Guest More than 1 year ago
As someone that enjoys history I enjoyed the book, however, the editing was didtracting. It appears as if someone used, and relied totally on, spell check. I found that distracting, but if you can ignore the editing it is an easy read.
Guest More than 1 year ago
The book provides some interesting insights into the Secret Service, an agency that has little written about it. What takes away from the book though, and causes you question its accuracy, are the typos and laughable mistakes. The most glaring to me were a couple of references to events in the 1860s on the Penn-Central Railroad. The Penn-Central wasn't created until the 1960s.
Guest More than 1 year ago
The typos got extremely annoying. I kept a running list and sent it to the publisher. It was almost 4 pages long! Very poor editing and proofreading, but otherwise, very interesting.
Guest More than 1 year ago
In addition to the typos and repetitive sections, the author also has what appears to be a disdain for an agency created to help protect innocent people. From what I've read and seen, the agents of the Secret Service are characterized by selflessness and bravery, rare qualities. I don't think anyone, especially this author, should make light of that.

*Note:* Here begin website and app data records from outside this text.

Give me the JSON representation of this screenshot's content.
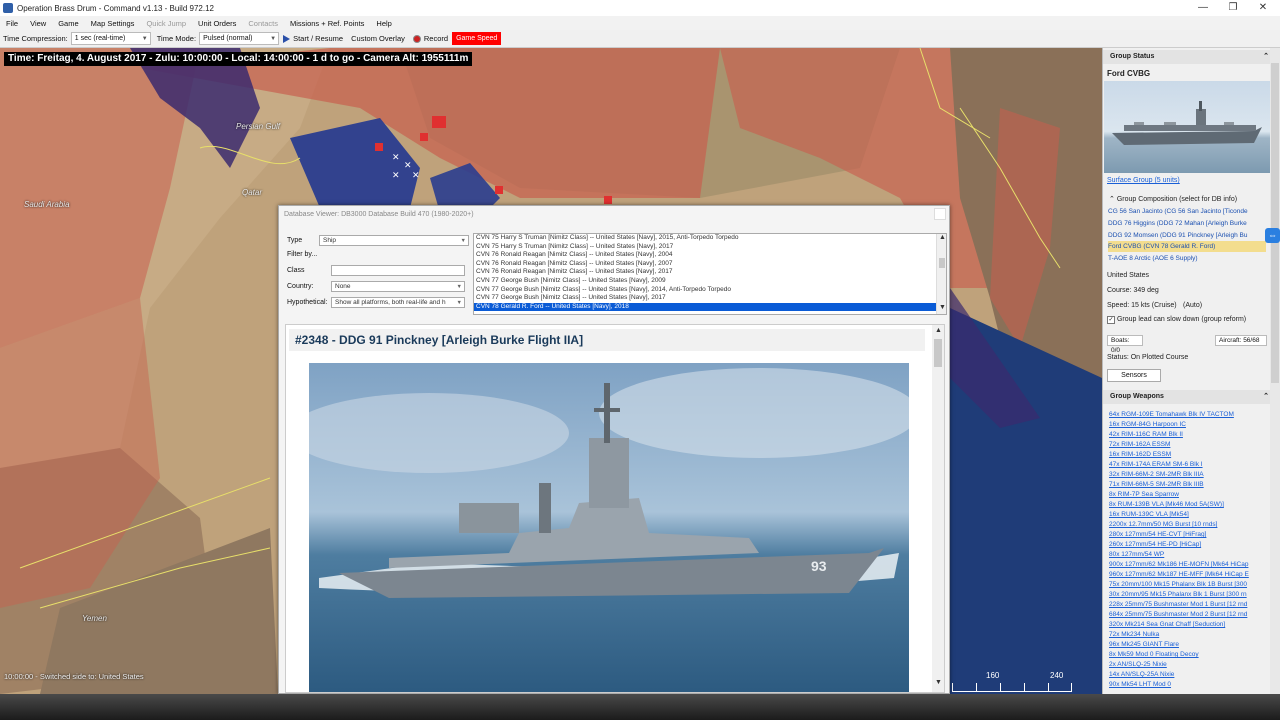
{
  "window": {
    "title": "Operation Brass Drum - Command v1.13 - Build 972.12",
    "minimize": "—",
    "restore": "❐",
    "close": "✕"
  },
  "menu": [
    "File",
    "View",
    "Game",
    "Map Settings",
    "Quick Jump",
    "Unit Orders",
    "Contacts",
    "Missions + Ref. Points",
    "Help"
  ],
  "menu_disabled": [
    "Quick Jump",
    "Contacts"
  ],
  "toolbar": {
    "time_compression_label": "Time Compression:",
    "time_compression_value": "1 sec (real-time)",
    "time_mode_label": "Time Mode:",
    "time_mode_value": "Pulsed (normal)",
    "start_resume": "Start / Resume",
    "custom_overlay": "Custom Overlay",
    "record": "Record",
    "game_speed": "Game Speed"
  },
  "map": {
    "time_readout": "Time: Freitag, 4. August 2017 - Zulu: 10:00:00 - Local: 14:00:00 - 1 d to go - Camera Alt: 1955111m",
    "labels": {
      "persian_gulf": "Persian Gulf",
      "saudi_arabia": "Saudi Arabia",
      "qatar": "Qatar",
      "yemen": "Yemen"
    },
    "status_message": "10:00:00 - Switched side to: United States",
    "scale_labels": [
      "160",
      "240"
    ]
  },
  "database_viewer": {
    "title": "Database Viewer: DB3000 Database Build 470 (1980-2020+)",
    "filters": {
      "type_label": "Type",
      "type_value": "Ship",
      "filter_by_label": "Filter by...",
      "class_label": "Class",
      "class_value": "",
      "country_label": "Country:",
      "country_value": "None",
      "hypothetical_label": "Hypothetical:",
      "hypothetical_value": "Show all platforms, both real-life and h"
    },
    "list_items": [
      "CVN 75 Harry S Truman [Nimitz Class] -- United States [Navy], 2015, Anti-Torpedo Torpedo",
      "CVN 75 Harry S Truman [Nimitz Class] -- United States [Navy], 2017",
      "CVN 76 Ronald Reagan [Nimitz Class] -- United States [Navy], 2004",
      "CVN 76 Ronald Reagan [Nimitz Class] -- United States [Navy], 2007",
      "CVN 76 Ronald Reagan [Nimitz Class] -- United States [Navy], 2017",
      "CVN 77 George Bush [Nimitz Class] -- United States [Navy], 2009",
      "CVN 77 George Bush [Nimitz Class] -- United States [Navy], 2014, Anti-Torpedo Torpedo",
      "CVN 77 George Bush [Nimitz Class] -- United States [Navy], 2017",
      "CVN 78 Gerald R. Ford -- United States [Navy], 2018"
    ],
    "selected_index": 8,
    "detail_heading": "#2348 - DDG 91 Pinckney [Arleigh Burke Flight IIA]",
    "photo_hull_number": "93"
  },
  "group_status": {
    "header": "Group Status",
    "group_name": "Ford CVBG",
    "surface_group_link": "Surface Group (5 units)",
    "composition_label": "Group Composition (select for DB info)",
    "composition": [
      "CG 56 San Jacinto (CG 56 San Jacinto [Ticonde",
      "DDG 76 Higgins (DDG 72 Mahan [Arleigh Burke",
      "DDG 92 Momsen (DDG 91 Pinckney [Arleigh Bu",
      "Ford CVBG (CVN 78 Gerald R. Ford)",
      "T-AOE 8 Arctic (AOE 6 Supply)"
    ],
    "highlighted_index": 3,
    "side": "United States",
    "course": "Course: 349 deg",
    "speed": "Speed: 15 kts (Cruise)",
    "speed_mode": "(Auto)",
    "group_lead_label": "Group lead can slow down (group reform)",
    "boats": "Boats: 0/0",
    "aircraft": "Aircraft: 56/68",
    "status": "Status: On Plotted Course",
    "sensors_button": "Sensors"
  },
  "group_weapons": {
    "header": "Group Weapons",
    "items": [
      "64x RGM-109E Tomahawk Blk IV TACTOM",
      "16x RGM-84G Harpoon IC",
      "42x RIM-116C RAM Blk II",
      "72x RIM-162A ESSM",
      "16x RIM-162D ESSM",
      "47x RIM-174A ERAM SM-6 Blk I",
      "32x RIM-66M-2 SM-2MR Blk IIIA",
      "71x RIM-66M-5 SM-2MR Blk IIIB",
      "8x RIM-7P Sea Sparrow",
      "8x RUM-139B VLA [Mk46 Mod 5A(SW)]",
      "16x RUM-139C VLA [Mk54]",
      "2200x 12.7mm/50 MG Burst [10 rnds]",
      "280x 127mm/54 HE-CVT [HiFrag]",
      "260x 127mm/54 HE-PD [HiCap]",
      "80x 127mm/54 WP",
      "900x 127mm/62 Mk186 HE-MOFN [Mk64 HiCap",
      "960x 127mm/62 Mk187 HE-MFF [Mk64 HiCap E",
      "75x 20mm/100 Mk15 Phalanx Blk 1B Burst [300",
      "30x 20mm/95 Mk15 Phalanx Blk 1 Burst [300 rn",
      "228x 25mm/75 Bushmaster Mod 1 Burst [12 rnd",
      "684x 25mm/75 Bushmaster Mod 2 Burst [12 rnd",
      "320x Mk214 Sea Gnat Chaff [Seduction]",
      "72x Mk234 Nulka",
      "96x Mk245 GIANT Flare",
      "8x Mk59 Mod 0 Floating Decoy",
      "2x AN/SLQ-25 Nixie",
      "14x AN/SLQ-25A Nixie",
      "90x Mk54 LHT Mod 0"
    ]
  }
}
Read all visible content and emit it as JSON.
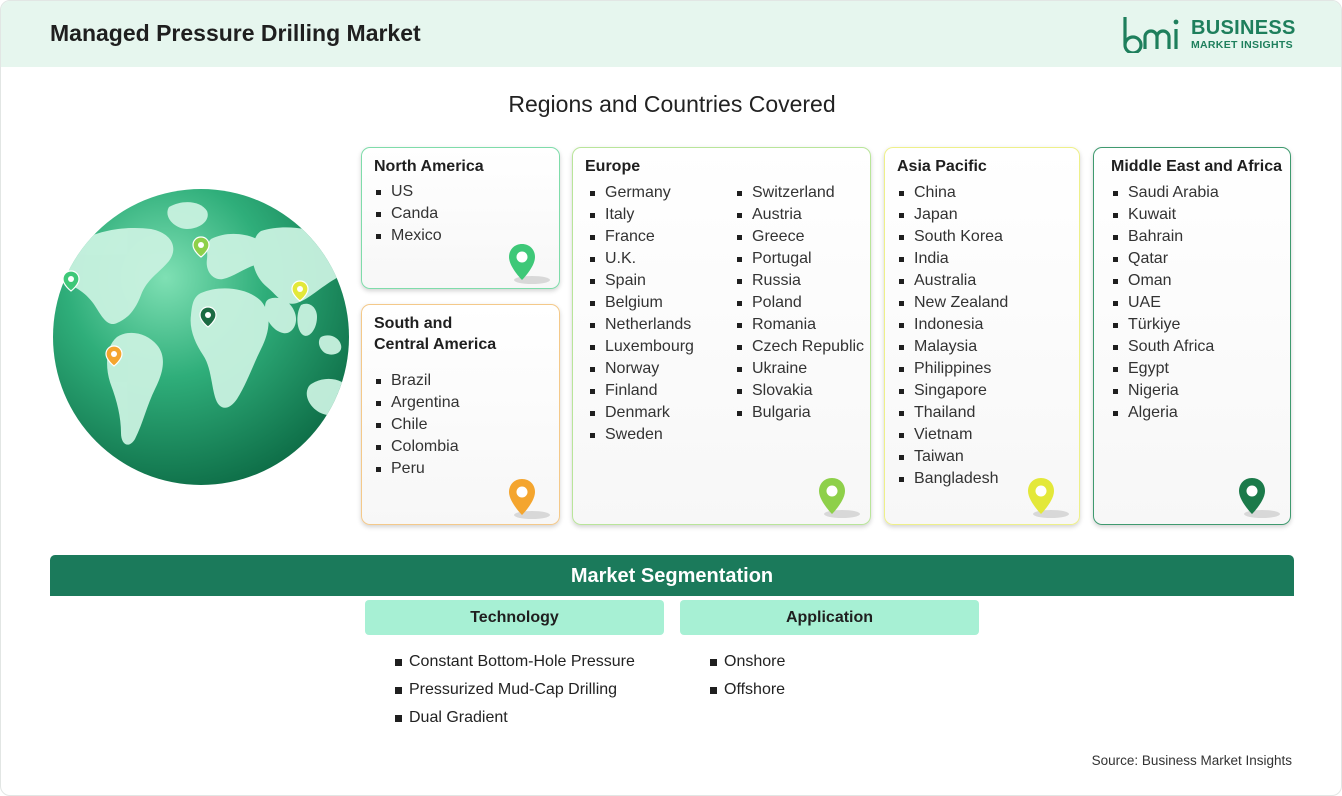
{
  "header": {
    "title": "Managed Pressure Drilling Market",
    "logo": {
      "line1": "BUSINESS",
      "line2": "MARKET INSIGHTS",
      "mark": "bmi"
    }
  },
  "regions_title": "Regions and Countries Covered",
  "regions": [
    {
      "name": "North America",
      "countries": [
        "US",
        "Canda",
        "Mexico"
      ],
      "color": "#3ec878"
    },
    {
      "name": "South and Central America",
      "name_line1": "South and",
      "name_line2": "Central America",
      "countries": [
        "Brazil",
        "Argentina",
        "Chile",
        "Colombia",
        "Peru"
      ],
      "color": "#f4a52e"
    },
    {
      "name": "Europe",
      "countries_col1": [
        "Germany",
        "Italy",
        "France",
        "U.K.",
        "Spain",
        "Belgium",
        "Netherlands",
        "Luxembourg",
        "Norway",
        "Finland",
        "Denmark",
        "Sweden"
      ],
      "countries_col2": [
        "Switzerland",
        "Austria",
        "Greece",
        "Portugal",
        "Russia",
        "Poland",
        "Romania",
        "Czech Republic",
        "Ukraine",
        "Slovakia",
        "Bulgaria"
      ],
      "color": "#8ed04a"
    },
    {
      "name": "Asia Pacific",
      "countries": [
        "China",
        "Japan",
        "South Korea",
        "India",
        "Australia",
        "New Zealand",
        "Indonesia",
        "Malaysia",
        "Philippines",
        "Singapore",
        "Thailand",
        "Vietnam",
        "Taiwan",
        "Bangladesh"
      ],
      "color": "#e3e83a"
    },
    {
      "name": "Middle East and Africa",
      "countries": [
        "Saudi Arabia",
        "Kuwait",
        "Bahrain",
        "Qatar",
        "Oman",
        "UAE",
        "Türkiye",
        "South Africa",
        "Egypt",
        "Nigeria",
        "Algeria"
      ],
      "color": "#1b7a4a"
    }
  ],
  "segmentation": {
    "title": "Market Segmentation",
    "groups": [
      {
        "name": "Technology",
        "items": [
          "Constant Bottom-Hole Pressure",
          "Pressurized Mud-Cap Drilling",
          "Dual Gradient"
        ]
      },
      {
        "name": "Application",
        "items": [
          "Onshore",
          "Offshore"
        ]
      }
    ]
  },
  "source": "Source: Business Market Insights",
  "colors": {
    "brand": "#1b7a5b",
    "header_bg": "#e6f6ee",
    "seg_head_bg": "#a7f0d4"
  }
}
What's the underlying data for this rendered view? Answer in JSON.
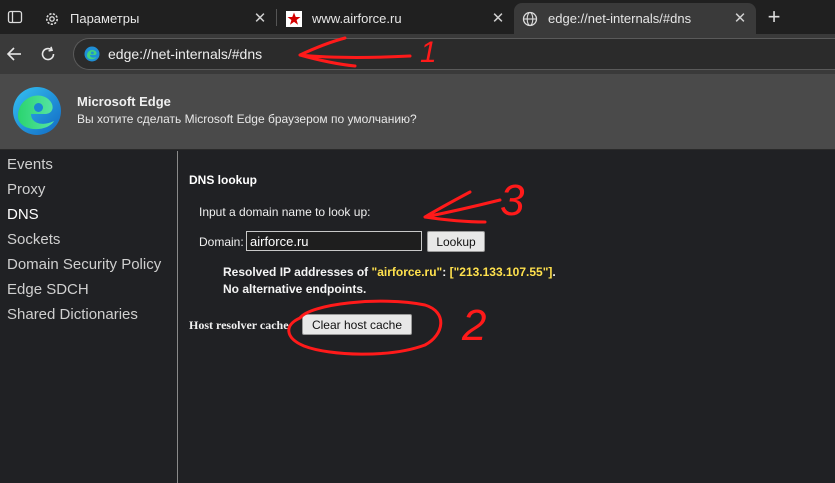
{
  "tabs": [
    {
      "title": "Параметры",
      "icon": "gear-icon",
      "active": false
    },
    {
      "title": "www.airforce.ru",
      "icon": "red-star-icon",
      "active": false
    },
    {
      "title": "edge://net-internals/#dns",
      "icon": "globe-icon",
      "active": true
    }
  ],
  "toolbar": {
    "address": "edge://net-internals/#dns"
  },
  "infobar": {
    "title": "Microsoft Edge",
    "message": "Вы хотите сделать Microsoft Edge браузером по умолчанию?"
  },
  "sidebar": {
    "items": [
      "Events",
      "Proxy",
      "DNS",
      "Sockets",
      "Domain Security Policy",
      "Edge SDCH",
      "Shared Dictionaries"
    ],
    "selected": "DNS"
  },
  "dns": {
    "heading": "DNS lookup",
    "prompt": "Input a domain name to look up:",
    "domain_label": "Domain:",
    "domain_value": "airforce.ru",
    "lookup_label": "Lookup",
    "result_prefix": "Resolved IP addresses of ",
    "result_domain": "\"airforce.ru\"",
    "result_colon": ": ",
    "result_ips": "[\"213.133.107.55\"]",
    "result_suffix": ".",
    "result_line2": "No alternative endpoints.",
    "host_cache_label": "Host resolver cache",
    "clear_cache_label": "Clear host cache"
  },
  "annotations": {
    "color": "#ff1a1a",
    "numbers": [
      "1",
      "2",
      "3"
    ]
  },
  "colors": {
    "highlight": "#ffe14d",
    "tab_active_bg": "#3a3a3a"
  }
}
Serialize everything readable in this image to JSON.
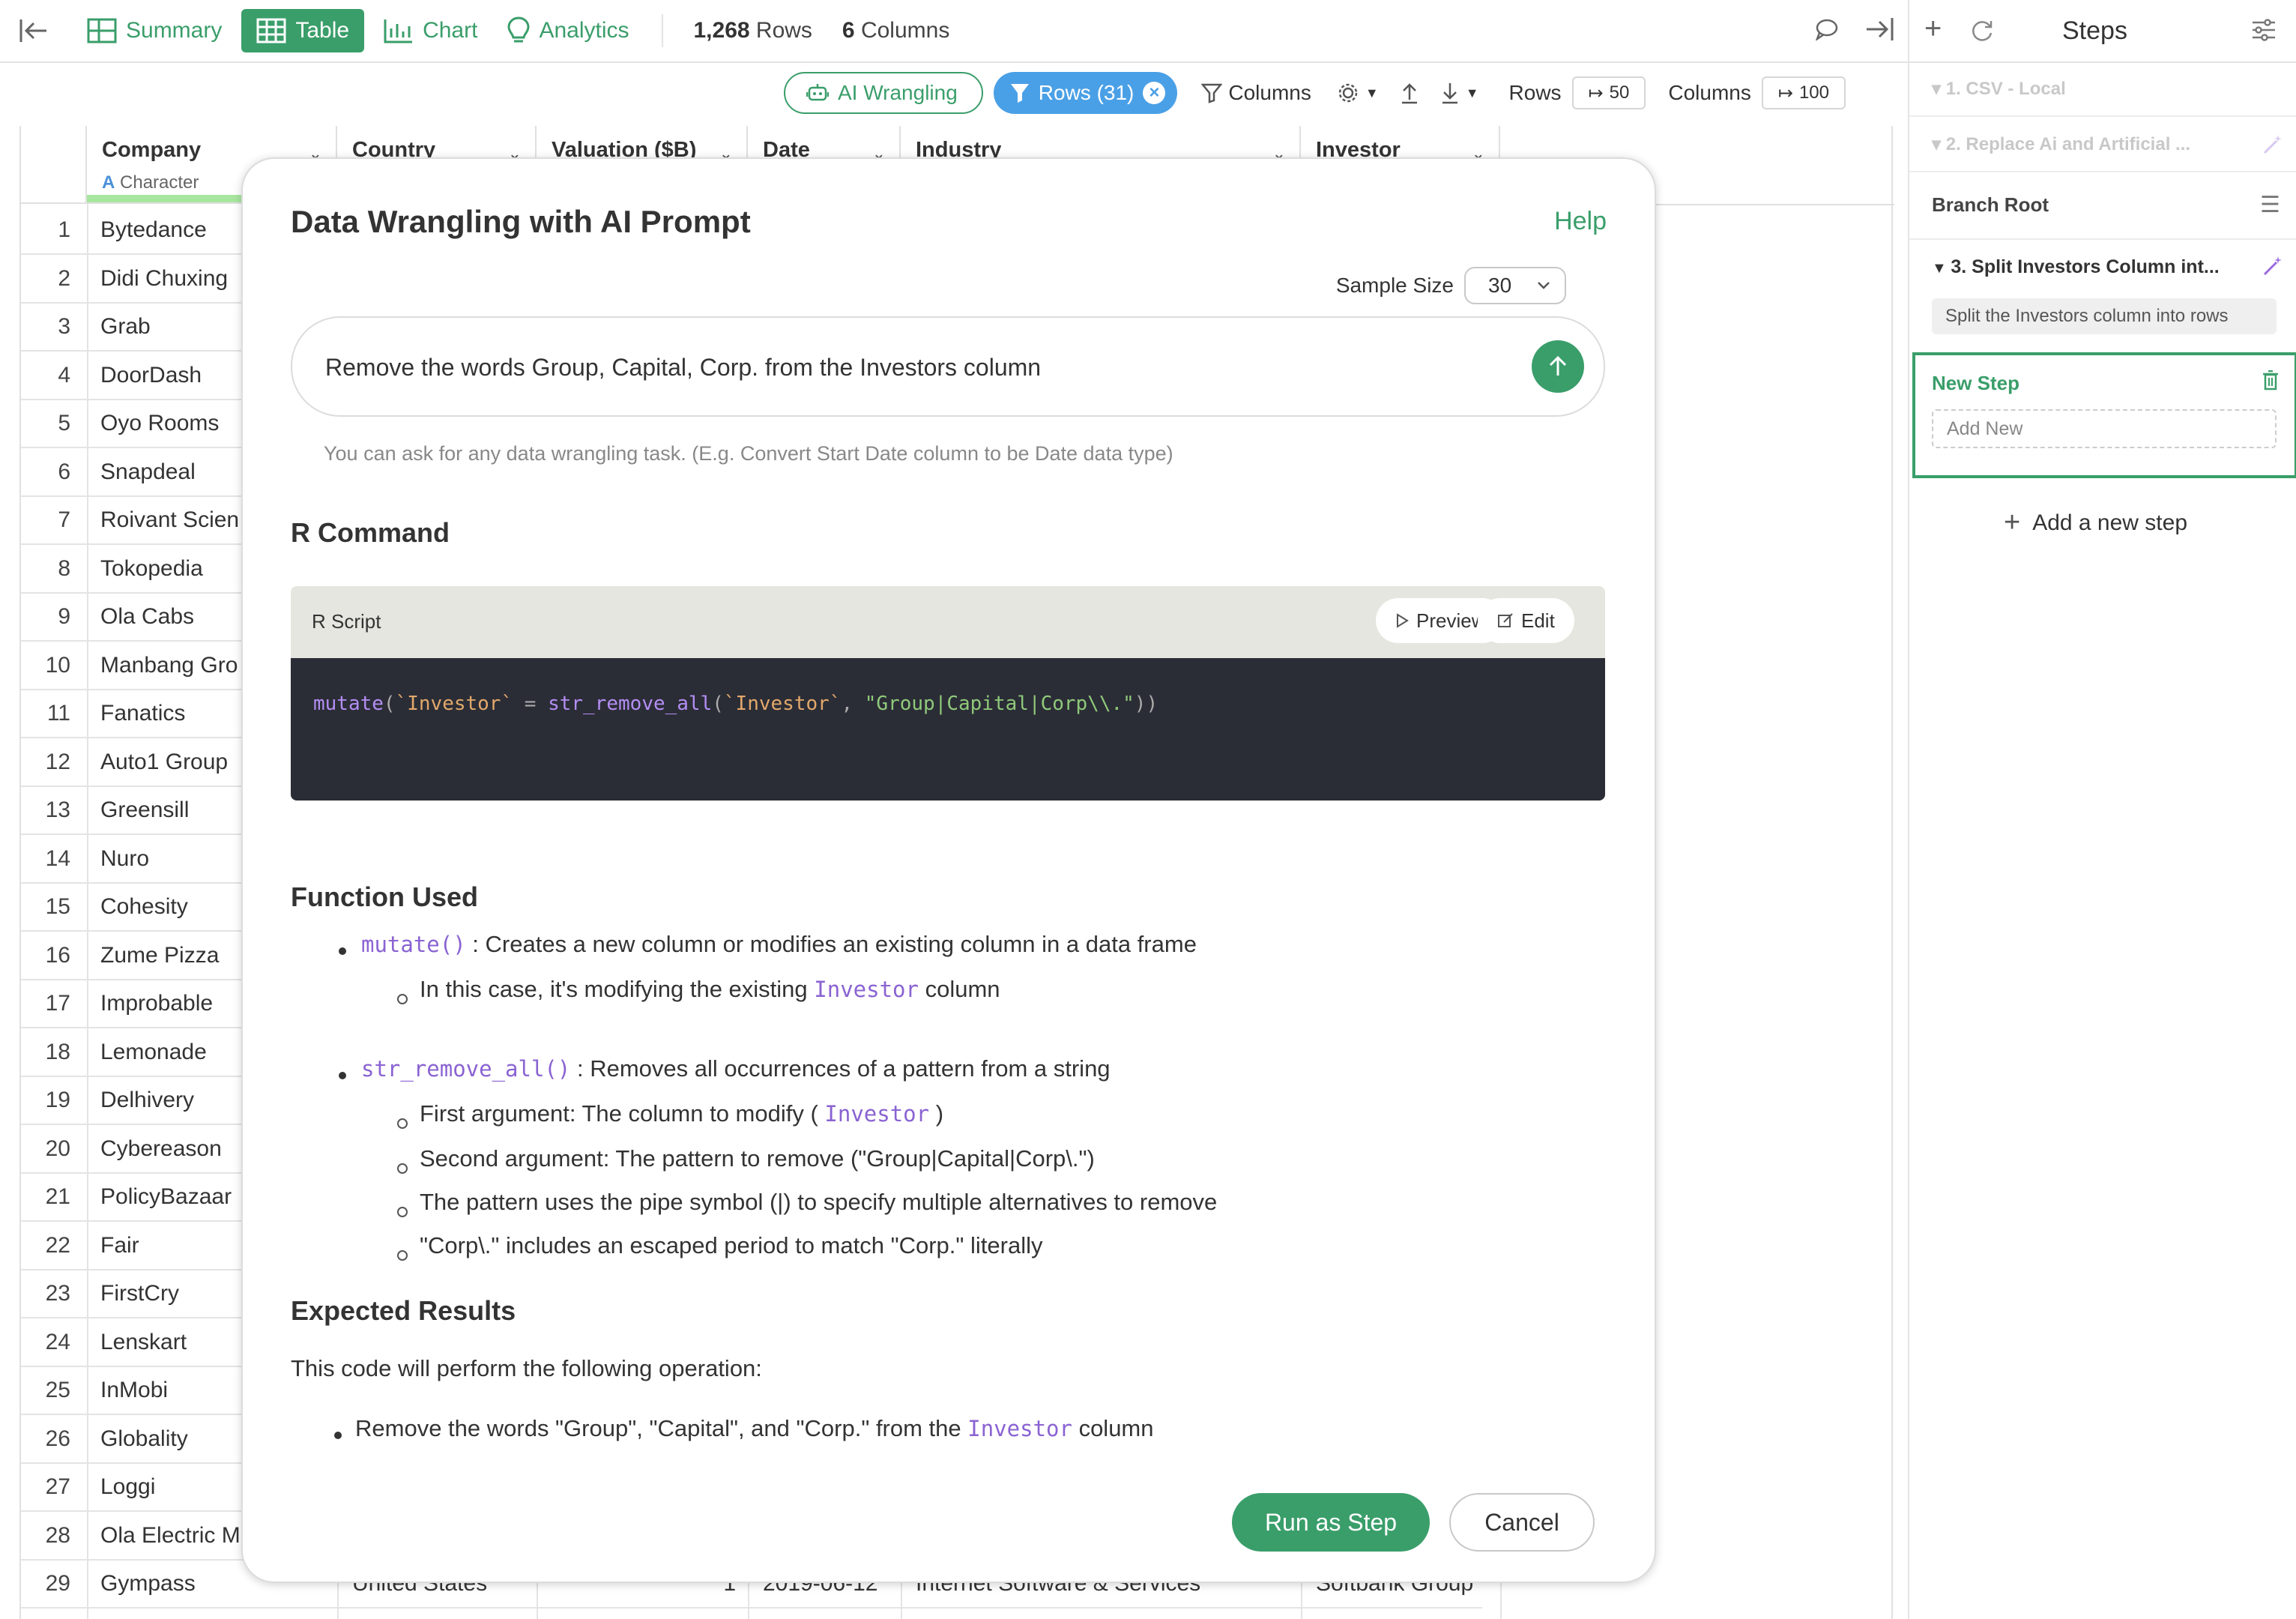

Guest More than 1 year ago
From its creation by Abraham Lincoln as an anti-counterfeiting agency on the day he was assassinated to the impact on the Secret Service of the Sep't. 11 terrorist attacks, this comprehensive historical analysis will be of interest to both scholars and lay readers. Prof. Melanson traces the agency's almost accidental accretion of its protective function and details the strains the dual missions of protecting the currency and protecting political figures imposes on the Secret Service. Of particular interest is the discussion of the agency's greatest failure, the assassination of President Kennedy, and its subsequent efforts both to cover up and learn from its weaknesses. This analysis is particularly pertinent to the ongoing conversation about the performance of our intelligence agencies prior to and after the events of 9/11. The demands on the Secret Service have grown exponentially in the wake of the terrorist attacks. Not only has the number of political figures being given Secret Service protection exploded, but the agency has also been assigned to provide security for the Super Bowl and the Winter Olympics. As a result agency resources have been strained to the breaking point. It is in that context that Prof. Melanson offers some well-reasoned recommendations for restructuring the agency so that it will be better able to meet these new demands. In short, this is a timely, readable, and comprehensive book that will be of interest to a wide audience.
Guest More than 1 year ago
Overall, this book was fair. I had been anxiously awaiting its release, but sadly, I was disappointed with the book when it finally arrived. It is obvious that no one proofread it, as there are multiple typos, run-on sentences, punctuation errors, etc. throughout the entire text--things that should never get past an editor and were highly annoying. Also, because there were 2 authors, it seemed as if they took turns writing alternate chapters but never checked with each other to see if certain information had been covered already. There is little or no organization to the way the information is presented, and at times, the book just seems to go on and on and dances around without ever getting to the point. The book gave me little new knowledge that I didn't already have. Definitely wait until it comes out in trade paperback; save your money.